## AIM OF THE TASK
Line by line, retype the data exactly as it is given.

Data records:
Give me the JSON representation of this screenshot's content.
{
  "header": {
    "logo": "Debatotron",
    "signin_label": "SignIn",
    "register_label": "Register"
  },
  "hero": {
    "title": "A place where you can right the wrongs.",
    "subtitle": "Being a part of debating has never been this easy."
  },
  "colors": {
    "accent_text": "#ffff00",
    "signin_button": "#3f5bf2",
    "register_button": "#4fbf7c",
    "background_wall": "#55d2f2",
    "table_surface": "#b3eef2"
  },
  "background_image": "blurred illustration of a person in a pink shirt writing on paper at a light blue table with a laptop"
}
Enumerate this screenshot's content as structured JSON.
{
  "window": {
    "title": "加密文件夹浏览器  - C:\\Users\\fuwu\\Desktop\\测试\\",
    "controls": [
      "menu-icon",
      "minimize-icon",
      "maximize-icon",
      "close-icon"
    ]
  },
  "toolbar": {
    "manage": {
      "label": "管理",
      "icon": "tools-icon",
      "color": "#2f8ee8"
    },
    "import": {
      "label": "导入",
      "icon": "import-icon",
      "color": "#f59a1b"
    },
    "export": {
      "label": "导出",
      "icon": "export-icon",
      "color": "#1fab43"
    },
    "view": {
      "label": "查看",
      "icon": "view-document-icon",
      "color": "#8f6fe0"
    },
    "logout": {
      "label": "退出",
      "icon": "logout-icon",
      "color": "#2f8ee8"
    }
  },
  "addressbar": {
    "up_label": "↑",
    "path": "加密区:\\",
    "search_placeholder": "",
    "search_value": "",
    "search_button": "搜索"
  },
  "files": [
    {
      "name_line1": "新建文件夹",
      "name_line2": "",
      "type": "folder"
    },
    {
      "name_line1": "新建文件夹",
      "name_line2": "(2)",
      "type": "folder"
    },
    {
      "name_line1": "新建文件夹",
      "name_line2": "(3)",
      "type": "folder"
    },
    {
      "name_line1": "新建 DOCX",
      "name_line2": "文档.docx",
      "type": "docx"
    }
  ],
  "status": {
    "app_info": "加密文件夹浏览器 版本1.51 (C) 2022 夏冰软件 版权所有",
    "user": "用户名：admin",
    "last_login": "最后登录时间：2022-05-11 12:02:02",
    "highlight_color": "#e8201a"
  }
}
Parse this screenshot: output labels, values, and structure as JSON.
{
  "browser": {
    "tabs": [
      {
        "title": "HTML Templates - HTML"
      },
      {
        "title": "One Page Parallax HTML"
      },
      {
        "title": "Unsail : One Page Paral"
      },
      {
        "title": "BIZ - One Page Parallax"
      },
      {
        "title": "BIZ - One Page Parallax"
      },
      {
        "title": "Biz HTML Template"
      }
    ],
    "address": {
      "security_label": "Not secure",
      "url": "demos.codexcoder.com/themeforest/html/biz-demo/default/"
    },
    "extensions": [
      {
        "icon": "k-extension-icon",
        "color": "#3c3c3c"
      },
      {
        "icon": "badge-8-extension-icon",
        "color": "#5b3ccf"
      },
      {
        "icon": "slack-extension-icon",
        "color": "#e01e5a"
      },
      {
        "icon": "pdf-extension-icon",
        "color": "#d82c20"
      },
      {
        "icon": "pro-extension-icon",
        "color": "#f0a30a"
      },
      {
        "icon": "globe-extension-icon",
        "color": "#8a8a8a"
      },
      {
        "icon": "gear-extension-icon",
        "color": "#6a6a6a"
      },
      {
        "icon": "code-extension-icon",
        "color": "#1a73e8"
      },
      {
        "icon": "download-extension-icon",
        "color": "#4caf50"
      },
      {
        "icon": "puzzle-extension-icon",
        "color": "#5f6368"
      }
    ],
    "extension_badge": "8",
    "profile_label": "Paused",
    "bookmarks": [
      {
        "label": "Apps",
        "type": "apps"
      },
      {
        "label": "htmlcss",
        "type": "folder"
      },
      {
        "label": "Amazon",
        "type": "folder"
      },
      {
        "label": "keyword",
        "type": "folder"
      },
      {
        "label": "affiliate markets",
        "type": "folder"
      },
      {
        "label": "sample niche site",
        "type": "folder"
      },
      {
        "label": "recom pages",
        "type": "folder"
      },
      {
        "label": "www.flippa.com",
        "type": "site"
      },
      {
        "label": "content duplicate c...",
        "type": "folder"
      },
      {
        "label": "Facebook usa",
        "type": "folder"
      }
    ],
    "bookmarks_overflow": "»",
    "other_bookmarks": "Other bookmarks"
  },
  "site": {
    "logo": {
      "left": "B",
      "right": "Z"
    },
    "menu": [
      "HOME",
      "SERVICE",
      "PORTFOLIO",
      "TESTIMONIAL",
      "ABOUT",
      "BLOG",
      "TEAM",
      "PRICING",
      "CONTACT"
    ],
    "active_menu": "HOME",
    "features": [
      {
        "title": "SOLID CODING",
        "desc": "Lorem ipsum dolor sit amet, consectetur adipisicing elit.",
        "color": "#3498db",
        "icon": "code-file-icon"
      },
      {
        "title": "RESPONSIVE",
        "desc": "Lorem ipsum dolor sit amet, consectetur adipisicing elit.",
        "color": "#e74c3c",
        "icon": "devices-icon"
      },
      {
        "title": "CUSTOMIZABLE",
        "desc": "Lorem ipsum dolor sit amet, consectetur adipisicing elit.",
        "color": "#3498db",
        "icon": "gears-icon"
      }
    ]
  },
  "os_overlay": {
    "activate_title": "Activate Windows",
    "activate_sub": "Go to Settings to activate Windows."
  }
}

## RESULT
Give me the JSON representation of this screenshot's content.
{
  "header": {
    "logo": "Debatotron",
    "signin_label": "SignIn",
    "register_label": "Register"
  },
  "hero": {
    "title": "A place where you can right the wrongs.",
    "subtitle": "Being a part of debating has never been this easy."
  },
  "colors": {
    "accent_text": "#ffff00",
    "signin_button": "#3f5bf2",
    "register_button": "#4fbf7c",
    "background_wall": "#55d2f2",
    "table_surface": "#b3eef2"
  },
  "background_image": "blurred illustration of a person in a pink shirt writing on paper at a light blue table with a laptop"
}
Enumerate this screenshot's content as structured JSON.
{
  "window": {
    "title": "加密文件夹浏览器  - C:\\Users\\fuwu\\Desktop\\测试\\",
    "controls": [
      "menu-icon",
      "minimize-icon",
      "maximize-icon",
      "close-icon"
    ]
  },
  "toolbar": {
    "manage": {
      "label": "管理",
      "icon": "tools-icon",
      "color": "#2f8ee8"
    },
    "import": {
      "label": "导入",
      "icon": "import-icon",
      "color": "#f59a1b"
    },
    "export": {
      "label": "导出",
      "icon": "export-icon",
      "color": "#1fab43"
    },
    "view": {
      "label": "查看",
      "icon": "view-document-icon",
      "color": "#8f6fe0"
    },
    "logout": {
      "label": "退出",
      "icon": "logout-icon",
      "color": "#2f8ee8"
    }
  },
  "addressbar": {
    "up_label": "↑",
    "path": "加密区:\\",
    "search_placeholder": "",
    "search_value": "",
    "search_button": "搜索"
  },
  "files": [
    {
      "name_line1": "新建文件夹",
      "name_line2": "",
      "type": "folder"
    },
    {
      "name_line1": "新建文件夹",
      "name_line2": "(2)",
      "type": "folder"
    },
    {
      "name_line1": "新建文件夹",
      "name_line2": "(3)",
      "type": "folder"
    },
    {
      "name_line1": "新建 DOCX",
      "name_line2": "文档.docx",
      "type": "docx"
    }
  ],
  "status": {
    "app_info": "加密文件夹浏览器 版本1.51 (C) 2022 夏冰软件 版权所有",
    "user": "用户名：admin",
    "last_login": "最后登录时间：2022-05-11 12:02:02",
    "highlight_color": "#e8201a"
  }
}
Parse this screenshot: output labels, values, and structure as JSON.
{
  "browser": {
    "tabs": [
      {
        "title": "HTML Templates - HTML"
      },
      {
        "title": "One Page Parallax HTML"
      },
      {
        "title": "Unsail : One Page Paral"
      },
      {
        "title": "BIZ - One Page Parallax"
      },
      {
        "title": "BIZ - One Page Parallax"
      },
      {
        "title": "Biz HTML Template"
      }
    ],
    "address": {
      "security_label": "Not secure",
      "url": "demos.codexcoder.com/themeforest/html/biz-demo/default/"
    },
    "extensions": [
      {
        "icon": "k-extension-icon",
        "color": "#3c3c3c"
      },
      {
        "icon": "badge-8-extension-icon",
        "color": "#5b3ccf"
      },
      {
        "icon": "slack-extension-icon",
        "color": "#e01e5a"
      },
      {
        "icon": "pdf-extension-icon",
        "color": "#d82c20"
      },
      {
        "icon": "pro-extension-icon",
        "color": "#f0a30a"
      },
      {
        "icon": "globe-extension-icon",
        "color": "#8a8a8a"
      },
      {
        "icon": "gear-extension-icon",
        "color": "#6a6a6a"
      },
      {
        "icon": "code-extension-icon",
        "color": "#1a73e8"
      },
      {
        "icon": "download-extension-icon",
        "color": "#4caf50"
      },
      {
        "icon": "puzzle-extension-icon",
        "color": "#5f6368"
      }
    ],
    "extension_badge": "8",
    "profile_label": "Paused",
    "bookmarks": [
      {
        "label": "Apps",
        "type": "apps"
      },
      {
        "label": "htmlcss",
        "type": "folder"
      },
      {
        "label": "Amazon",
        "type": "folder"
      },
      {
        "label": "keyword",
        "type": "folder"
      },
      {
        "label": "affiliate markets",
        "type": "folder"
      },
      {
        "label": "sample niche site",
        "type": "folder"
      },
      {
        "label": "recom pages",
        "type": "folder"
      },
      {
        "label": "www.flippa.com",
        "type": "site"
      },
      {
        "label": "content duplicate c...",
        "type": "folder"
      },
      {
        "label": "Facebook usa",
        "type": "folder"
      }
    ],
    "bookmarks_overflow": "»",
    "other_bookmarks": "Other bookmarks"
  },
  "site": {
    "logo": {
      "left": "B",
      "right": "Z"
    },
    "menu": [
      "HOME",
      "SERVICE",
      "PORTFOLIO",
      "TESTIMONIAL",
      "ABOUT",
      "BLOG",
      "TEAM",
      "PRICING",
      "CONTACT"
    ],
    "active_menu": "HOME",
    "features": [
      {
        "title": "SOLID CODING",
        "desc": "Lorem ipsum dolor sit amet, consectetur adipisicing elit.",
        "color": "#3498db",
        "icon": "code-file-icon"
      },
      {
        "title": "RESPONSIVE",
        "desc": "Lorem ipsum dolor sit amet, consectetur adipisicing elit.",
        "color": "#e74c3c",
        "icon": "devices-icon"
      },
      {
        "title": "CUSTOMIZABLE",
        "desc": "Lorem ipsum dolor sit amet, consectetur adipisicing elit.",
        "color": "#3498db",
        "icon": "gears-icon"
      }
    ]
  },
  "os_overlay": {
    "activate_title": "Activate Windows",
    "activate_sub": "Go to Settings to activate Windows."
  }
}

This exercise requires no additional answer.